“I’ll miss it here, but it’ll always be in my rearview mirror,” he said. And then, with a big smile, he added, “The future awaits, and I’ll be damned if I don’t go into it full speed and ready for anything.”
Mercie Neufville feels like she’s ready for anything too. She never saw Ivan Sand as the high school she would graduate from, but life had other plans. Friendships at her former school took priority over her schoolwork, creating a downward spiral.
“Being a part of Ivan Sand was a new beginning for me,” she said. “It made me reevaluate my life, and all I can say is that now school and my career after high school are my main priorities.”
Her plans include going to Anoka-Ramsey Community College for her AA degree and then transferring to Clark Atlanta University, her dream college.
Fellow graduate Jacqueline Soto also has her eyes on the future — hers and her daughter’s. At 14, she became a mom. This, coupled with an abusive relationship and a toxic home life, made finishing high school seem like an impossible dream. When she arrived at Ivan Sand, Soto wasn’t fully committed to pursuing her diploma, she said, and made poor choices that affected her progress. In her third year at Ivan Sand, she had her light bulb moment. With the guidance and support of school social worker Joe Robinson, she started College Connect, a program that allowed her to take college courses while still in high school.
“Through College Connect, Joe Robinson became one of my biggest supporters and has truly been an impact on my schooling,” she said. “There is no doubt that I’m going to miss all the wise words and advice he has given me.”
Soto hopes to continue college after graduation and work either as a translator or in the criminal justice field. After her experience and the success she achieved at Ivan Sand, she said, “I know I can do anything I set my mind to and be successful. I am highly motivated, knowing my daughter is watching me.”
Breanna Kissel knows a thing or two about setting her mind to something, especially when it seems as though all is lost. Her high school years included the death of a close family member, a diagnosis of a chronic illness, and a suicide attempt.
“My anger and hurt got the best of me,” she said. “All my pieces were shattered.”
But she decided that she wasn’t going to let her past define her. With the help of the dedicated staff at Ivan Sand, she did more than pull through. She thrived. At Ivan Sand, Kissel was selected as a MAAPS STARS state officer and she enrolled in PSEO classes at Anoka Technical College, earning her Legal Administrative Assistant degree. She plans to finish her two-year degree and then continue her post-graduate education at Hamline University, where she has already been accepted. The next step will be law school.
She knows these accomplishments are hers and hers alone, but she also recognizes how instrumental the Ivan Sand community was in helping her to achieve these goals.

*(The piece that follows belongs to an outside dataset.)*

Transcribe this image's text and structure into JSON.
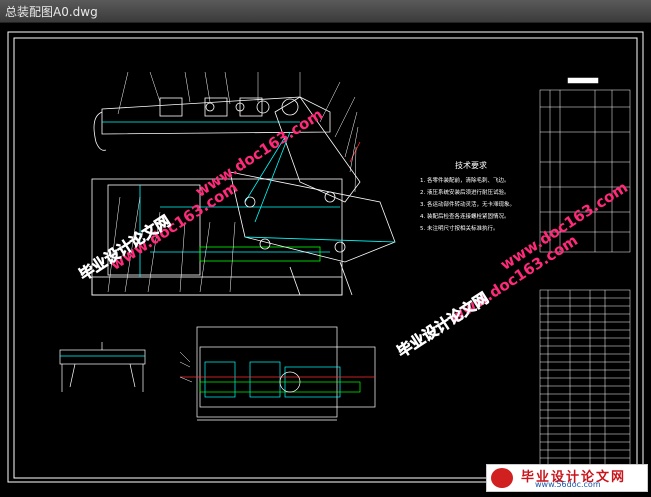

“This school has given me the independence I was looking for in a traditional setting,” she said. “I didn’t have to fit in or follow a group; I got to lead. The skills I have learned at Ivan I will carry into the rest of my life.”
To her fellow graduates, she told them: “You can make it through anything. You make your own beginning. You choose the person you want to become. Make that person great. Make that person make a difference.”
Guest speaker Cheryl Netka, a retired Ivan Sand teacher who spent 20 years at the school, spoke about graduation and the new beginning that await these students.
“New beginnings are scary,” she said, “but they are the stuff that life is made of. They offer the chance that our dreams just might come true.”
Scholarships to 10 separate students were also awarded at the ceremony, ranging from $500-$2,000 each, to help these students achieve their post-graduate goals.
For the 24 graduates of Ivan Sands, the world awaits. And with the diploma many never thought they’d earn grasped firmly in their hands, they are one step closer to making their dreams a reality.